Topics. This historical marker is listed in these topic lists: Churches & Religion • Colonial Era • Industry & Commerce • Settlements & Settlers.
Location. 39° 38.342′ N, 75° 45.373′ W. Marker is near Newark, Delaware, in New Castle County. Marker is on Robert L. Melson Lane near Whitaker Road, on the left when traveling north. Although Whitaker Road is named above (because Robert L. Melson Lane intersects it), the Lane is blocked at Whitaker Road, so Iron Hill Park, which includes this marker, has to be reached by road from Old Baltimore Pike. Touch for map. Marker is in this post office area: Newark DE 19702, United States of America. Touch for directions.
Other nearby markers. At least 8 other markers are within one mile of this marker, measured as the crow flies. Historic Iron Ore Mining (a few steps from this marker); Iron Hill (within shouting distance of this marker); a different marker also named Iron Hill (approx. 0.3 miles away); Washington's Reconnaissance (approx. half a mile away); Iron Hill School #112-C (approx. half a mile away); a different marker also named Iron Hill School #112-C (approx. 0.6 miles away); Old Welsh Tract Church (approx. 0.8 miles away); Battle of Cooch's Bridge (approx. one mile away). Touch for a list and map of all markers in Newark.
Regarding Welsh Tract. Early in the last paragraph, what should be "Proprietor" is missing 2nd "r".
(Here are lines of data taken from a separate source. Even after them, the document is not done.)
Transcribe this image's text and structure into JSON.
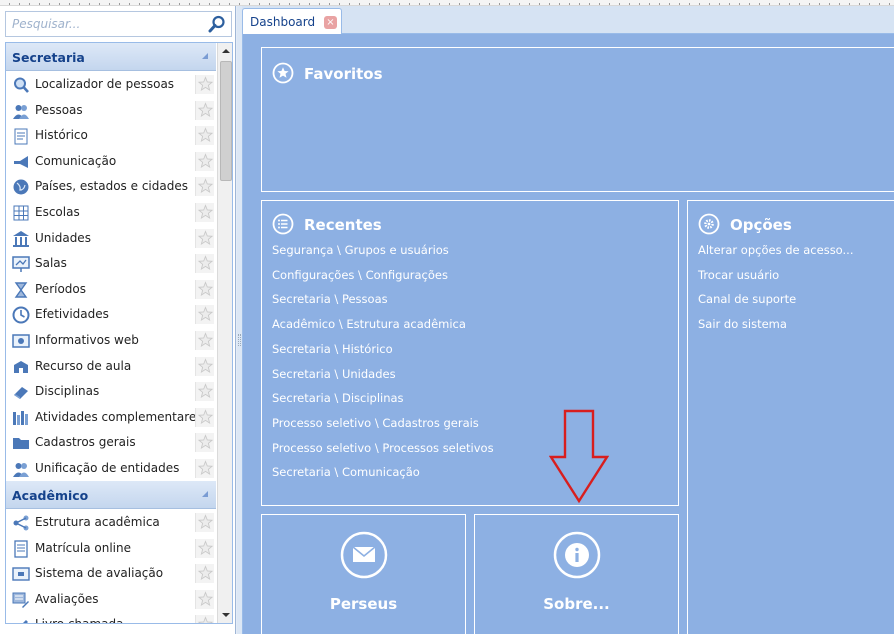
{
  "search": {
    "placeholder": "Pesquisar..."
  },
  "sidebar": {
    "sections": [
      {
        "title": "Secretaria",
        "items": [
          {
            "label": "Localizador de pessoas",
            "icon": "magnifier-icon"
          },
          {
            "label": "Pessoas",
            "icon": "people-icon"
          },
          {
            "label": "Histórico",
            "icon": "history-doc-icon"
          },
          {
            "label": "Comunicação",
            "icon": "megaphone-icon"
          },
          {
            "label": "Países, estados e cidades",
            "icon": "globe-icon"
          },
          {
            "label": "Escolas",
            "icon": "school-grid-icon"
          },
          {
            "label": "Unidades",
            "icon": "building-icon"
          },
          {
            "label": "Salas",
            "icon": "classroom-board-icon"
          },
          {
            "label": "Períodos",
            "icon": "hourglass-icon"
          },
          {
            "label": "Efetividades",
            "icon": "clock-icon"
          },
          {
            "label": "Informativos web",
            "icon": "web-info-icon"
          },
          {
            "label": "Recurso de aula",
            "icon": "classroom-resource-icon"
          },
          {
            "label": "Disciplinas",
            "icon": "books-icon"
          },
          {
            "label": "Atividades complementares",
            "icon": "activities-icon"
          },
          {
            "label": "Cadastros gerais",
            "icon": "folder-icon"
          },
          {
            "label": "Unificação de entidades",
            "icon": "merge-people-icon"
          }
        ]
      },
      {
        "title": "Acadêmico",
        "items": [
          {
            "label": "Estrutura acadêmica",
            "icon": "structure-icon"
          },
          {
            "label": "Matrícula online",
            "icon": "enrollment-doc-icon"
          },
          {
            "label": "Sistema de avaliação",
            "icon": "evaluation-icon"
          },
          {
            "label": "Avaliações",
            "icon": "assessments-icon"
          },
          {
            "label": "Livro chamada",
            "icon": "attendance-book-icon"
          }
        ]
      }
    ]
  },
  "tabs": [
    {
      "label": "Dashboard",
      "closable": true
    }
  ],
  "dashboard": {
    "favoritos": {
      "title": "Favoritos"
    },
    "recentes": {
      "title": "Recentes",
      "links": [
        "Segurança \\ Grupos e usuários",
        "Configurações \\ Configurações",
        "Secretaria \\ Pessoas",
        "Acadêmico \\ Estrutura acadêmica",
        "Secretaria \\ Histórico",
        "Secretaria \\ Unidades",
        "Secretaria \\ Disciplinas",
        "Processo seletivo \\ Cadastros gerais",
        "Processo seletivo \\ Processos seletivos",
        "Secretaria \\ Comunicação"
      ]
    },
    "opcoes": {
      "title": "Opções",
      "links": [
        "Alterar opções de acesso...",
        "Trocar usuário",
        "Canal de suporte",
        "Sair do sistema"
      ]
    },
    "perseus": {
      "label": "Perseus"
    },
    "sobre": {
      "label": "Sobre..."
    }
  },
  "colors": {
    "accent": "#15428b",
    "dashboard_bg": "#8db0e3",
    "annotation_arrow": "#d81e1e",
    "tab_close": "#e9a3a3"
  }
}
Credits. This page was last revised on October 20, 2020. It was originally submitted on October 2, 2020, by Carl Gordon Moore Jr. of North East, Maryland. This page has been viewed 51 times since then and 3 times this year. Last updated on October 18, 2020, by Carl Gordon Moore Jr. of North East, Maryland. Photos: 1, 2. submitted on October 2, 2020, by Carl Gordon Moore Jr. of North East, Maryland. 3. submitted on October 3, 2020, by Carl Gordon Moore Jr. of North East, Maryland. • Bill Pfingsten was the editor who published this page.